There is another comment on the same blog post, also from a former colleague, a guy I worked with back at USA Today.
The original commentary, “The world needs good editors,” appeared on this Real World Media blog and on DisplacedJournalists.com.
Both comments are from journalists I respect. They both hit the nail on the head.
I think there are far too few seasoned editors in newsrooms these days; they’ve all been laid off, bought out, fired or otherwise cast adrift.
This leaves a few exceedingly busy seasoned reporters (if you’re lucky) to show young journalists the ropes, to mentor them, to teach them why perfection is not optional, to help them resolve ethical dilemmas, to teach them how to file an FOI request and why you would want to, and to help them learn to craft their stories well, keeping the readers’ needs in mind.
Gone are the pros, the journalists who’ve been around, the ones who held us accountable because we still had a lot to learn.
Remember how much passion there was in newsrooms in the old days? People cared, so much so that they were willing to fight over matters of principle.
Remember the gut-wrenching sound of a pica pole whacked on your desk just inches from your quivering hand? That’s what learning from the newsroom culture feels like.
Remember when you woke up in a cold sweat at 4 a.m. because your brain finally got around to telling you that you made a huge, embarrassing error on Page 1? That’s what learning from your own mistakes feels like.
These were the checks and balances that made our profession so great. I know plenty of young people are going to J-school these days, so there must be something about the profession that draws new recruits. I don’t mean to knock these students or recent graduates, either. I think it’s fantastic that people want to be journalists, and I think the new grads are just as smart as we were. I just don’t believe there are enough dyed-in-the-wool pros left in newsrooms to teach them well.
If you are a displaced journalist, you have probably been replaced – usually by someone who has less experience and is willing to work for far less money than you earned.
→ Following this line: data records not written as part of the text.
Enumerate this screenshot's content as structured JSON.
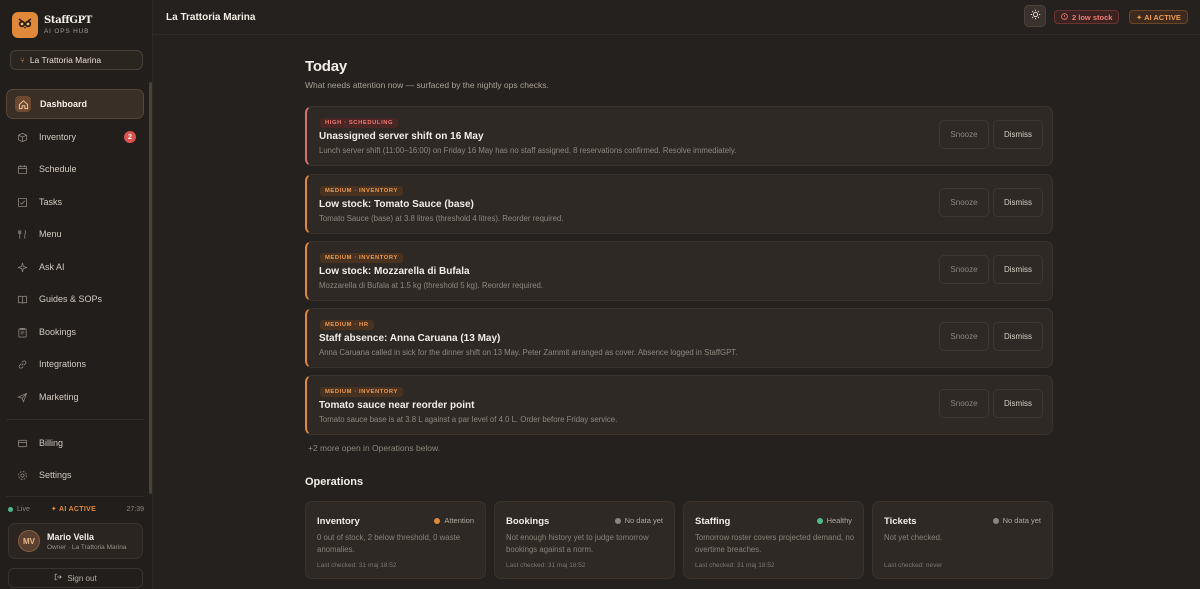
{
  "brand": {
    "name": "StaffGPT",
    "subtitle": "AI OPS HUB"
  },
  "venue_selector": {
    "value": "La Trattoria Marina",
    "icon": "fork-knife-icon"
  },
  "nav": [
    {
      "label": "Dashboard",
      "icon": "home-icon",
      "active": true
    },
    {
      "label": "Inventory",
      "icon": "box-icon",
      "badge": "2"
    },
    {
      "label": "Schedule",
      "icon": "calendar-icon"
    },
    {
      "label": "Tasks",
      "icon": "checklist-icon"
    },
    {
      "label": "Menu",
      "icon": "fork-knife-icon"
    },
    {
      "label": "Ask AI",
      "icon": "sparkle-icon"
    },
    {
      "label": "Guides & SOPs",
      "icon": "book-icon"
    },
    {
      "label": "Bookings",
      "icon": "clipboard-icon"
    },
    {
      "label": "Integrations",
      "icon": "link-icon"
    },
    {
      "label": "Marketing",
      "icon": "send-icon"
    },
    {
      "label": "Billing",
      "icon": "card-icon"
    },
    {
      "label": "Settings",
      "icon": "gear-icon"
    }
  ],
  "status": {
    "live": "Live",
    "ai": "✦ AI ACTIVE",
    "clock": "27:39"
  },
  "user": {
    "initials": "MV",
    "name": "Mario Vella",
    "role": "Owner · La Trattoria Marina"
  },
  "sign_out": "Sign out",
  "topbar": {
    "title": "La Trattoria Marina",
    "low_stock": "2 low stock",
    "ai_active": "✦ AI ACTIVE"
  },
  "today": {
    "title": "Today",
    "subtitle": "What needs attention now — surfaced by the nightly ops checks.",
    "alerts": [
      {
        "tag": "HIGH · SCHEDULING",
        "title": "Unassigned server shift on 16 May",
        "desc": "Lunch server shift (11:00–16:00) on Friday 16 May has no staff assigned. 8 reservations confirmed. Resolve immediately.",
        "snooze": "Snooze",
        "dismiss": "Dismiss"
      },
      {
        "tag": "MEDIUM · INVENTORY",
        "title": "Low stock: Tomato Sauce (base)",
        "desc": "Tomato Sauce (base) at 3.8 litres (threshold 4 litres). Reorder required.",
        "snooze": "Snooze",
        "dismiss": "Dismiss"
      },
      {
        "tag": "MEDIUM · INVENTORY",
        "title": "Low stock: Mozzarella di Bufala",
        "desc": "Mozzarella di Bufala at 1.5 kg (threshold 5 kg). Reorder required.",
        "snooze": "Snooze",
        "dismiss": "Dismiss"
      },
      {
        "tag": "MEDIUM · HR",
        "title": "Staff absence: Anna Caruana (13 May)",
        "desc": "Anna Caruana called in sick for the dinner shift on 13 May. Peter Zammit arranged as cover. Absence logged in StaffGPT.",
        "snooze": "Snooze",
        "dismiss": "Dismiss"
      },
      {
        "tag": "MEDIUM · INVENTORY",
        "title": "Tomato sauce near reorder point",
        "desc": "Tomato sauce base is at 3.8 L against a par level of 4.0 L. Order before Friday service.",
        "snooze": "Snooze",
        "dismiss": "Dismiss"
      }
    ],
    "more_note": "+2 more open in Operations below."
  },
  "operations": {
    "title": "Operations",
    "cards": [
      {
        "title": "Inventory",
        "status": "Attention",
        "status_color": "#e0893a",
        "desc": "0 out of stock, 2 below threshold, 0 waste anomalies.",
        "checked": "Last checked: 31 maj 18:52"
      },
      {
        "title": "Bookings",
        "status": "No data yet",
        "status_color": "#8d8680",
        "desc": "Not enough history yet to judge tomorrow bookings against a norm.",
        "checked": "Last checked: 31 maj 18:52"
      },
      {
        "title": "Staffing",
        "status": "Healthy",
        "status_color": "#4fb98a",
        "desc": "Tomorrow roster covers projected demand, no overtime breaches.",
        "checked": "Last checked: 31 maj 18:52"
      },
      {
        "title": "Tickets",
        "status": "No data yet",
        "status_color": "#8d8680",
        "desc": "Not yet checked.",
        "checked": "Last checked: never"
      }
    ]
  }
}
However, too many of these replacements lack the education, the on-the-job training and the mentoring we received. I realize I’m generalizing, but I think this is largely accurate.
I think we all feel that it’s especially painful to see stories riddled with errors on the websites of The New York Times, The Washington Post, The Atlantic, CNN, USA Today, etc.
The really sad thing is that many of us love our profession so much that we would probably work for the same wages younger journalists make if it meant a once-trusted publication could turn out perfect copy again. But they won’t hire us.
I know why our cover letters and resumes get deleted without a response. Those at the top of news organizations see us as trouble. We know too much. We have opinions and we’re not afraid to express them. We might cause trouble. We might want to take their jobs or incite discontent. We might shake things up. They can’t have that, now, can they? Working in the newsroom of a financial site for just a year in the past decade taught me that.
In many ways, I like the new era. I love the Internet and I love digital media. I think with some proper guidance, it will all shake out to be good – different but good, much the same as we once progressed from radio to television.
Standing up for what you know to be right? That era is largely gone, along with the insistence on perfection. That was our era. This is a new one.
That’s why I started Displaced Journalists. That’s why I seek funding to create an innovative news operation bearing my existing company name, Real World Media. It would need to embody all the old fervor, fair compensation and high standards, while working as a digital operation on a digital platform. I do believe it can be done.
But back to my point: Errors sap trust. Hire some copy editors.
Nobody wants to read sloppy copy. More importantly: Nobody believes it.